### Prompt
Please print out every line of the material, unchanged.

### Material for this exercise
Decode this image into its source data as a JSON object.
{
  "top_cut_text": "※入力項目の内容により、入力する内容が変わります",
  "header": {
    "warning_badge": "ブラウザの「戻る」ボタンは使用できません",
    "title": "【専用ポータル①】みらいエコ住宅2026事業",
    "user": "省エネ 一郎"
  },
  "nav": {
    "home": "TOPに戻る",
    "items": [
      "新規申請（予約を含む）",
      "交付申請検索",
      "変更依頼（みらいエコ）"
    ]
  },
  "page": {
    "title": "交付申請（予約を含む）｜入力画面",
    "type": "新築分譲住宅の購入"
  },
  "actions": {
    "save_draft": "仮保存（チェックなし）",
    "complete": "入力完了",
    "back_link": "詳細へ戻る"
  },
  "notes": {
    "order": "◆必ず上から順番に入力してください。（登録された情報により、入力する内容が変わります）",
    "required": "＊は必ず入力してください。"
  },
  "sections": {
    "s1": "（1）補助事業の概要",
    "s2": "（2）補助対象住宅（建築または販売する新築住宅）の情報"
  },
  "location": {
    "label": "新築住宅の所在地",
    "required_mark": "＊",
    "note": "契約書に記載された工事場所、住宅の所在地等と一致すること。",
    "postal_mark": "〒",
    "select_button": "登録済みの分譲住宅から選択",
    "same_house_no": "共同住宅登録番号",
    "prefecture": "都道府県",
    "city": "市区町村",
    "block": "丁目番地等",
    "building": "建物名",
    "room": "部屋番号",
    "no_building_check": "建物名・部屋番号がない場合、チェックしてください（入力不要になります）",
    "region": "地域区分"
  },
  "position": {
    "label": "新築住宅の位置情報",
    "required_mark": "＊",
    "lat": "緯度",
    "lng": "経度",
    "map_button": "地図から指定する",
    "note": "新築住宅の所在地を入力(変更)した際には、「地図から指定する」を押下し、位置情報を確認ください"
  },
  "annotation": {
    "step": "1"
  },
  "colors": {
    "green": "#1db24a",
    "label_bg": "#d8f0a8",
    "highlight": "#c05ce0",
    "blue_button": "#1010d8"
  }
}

### Exercise answer
Decode this image into its source data as a JSON object.
{
  "top_cut_text": "※入力項目の内容により、入力する内容が変わります",
  "header": {
    "warning_badge": "ブラウザの「戻る」ボタンは使用できません",
    "title": "【専用ポータル①】みらいエコ住宅2026事業",
    "user": "省エネ 一郎"
  },
  "nav": {
    "home": "TOPに戻る",
    "items": [
      "新規申請（予約を含む）",
      "交付申請検索",
      "変更依頼（みらいエコ）"
    ]
  },
  "page": {
    "title": "交付申請（予約を含む）｜入力画面",
    "type": "新築分譲住宅の購入"
  },
  "actions": {
    "save_draft": "仮保存（チェックなし）",
    "complete": "入力完了",
    "back_link": "詳細へ戻る"
  },
  "notes": {
    "order": "◆必ず上から順番に入力してください。（登録された情報により、入力する内容が変わります）",
    "required": "＊は必ず入力してください。"
  },
  "sections": {
    "s1": "（1）補助事業の概要",
    "s2": "（2）補助対象住宅（建築または販売する新築住宅）の情報"
  },
  "location": {
    "label": "新築住宅の所在地",
    "required_mark": "＊",
    "note": "契約書に記載された工事場所、住宅の所在地等と一致すること。",
    "postal_mark": "〒",
    "select_button": "登録済みの分譲住宅から選択",
    "same_house_no": "共同住宅登録番号",
    "prefecture": "都道府県",
    "city": "市区町村",
    "block": "丁目番地等",
    "building": "建物名",
    "room": "部屋番号",
    "no_building_check": "建物名・部屋番号がない場合、チェックしてください（入力不要になります）",
    "region": "地域区分"
  },
  "position": {
    "label": "新築住宅の位置情報",
    "required_mark": "＊",
    "lat": "緯度",
    "lng": "経度",
    "map_button": "地図から指定する",
    "note": "新築住宅の所在地を入力(変更)した際には、「地図から指定する」を押下し、位置情報を確認ください"
  },
  "annotation": {
    "step": "1"
  },
  "colors": {
    "green": "#1db24a",
    "label_bg": "#d8f0a8",
    "highlight": "#c05ce0",
    "blue_button": "#1010d8"
  }
}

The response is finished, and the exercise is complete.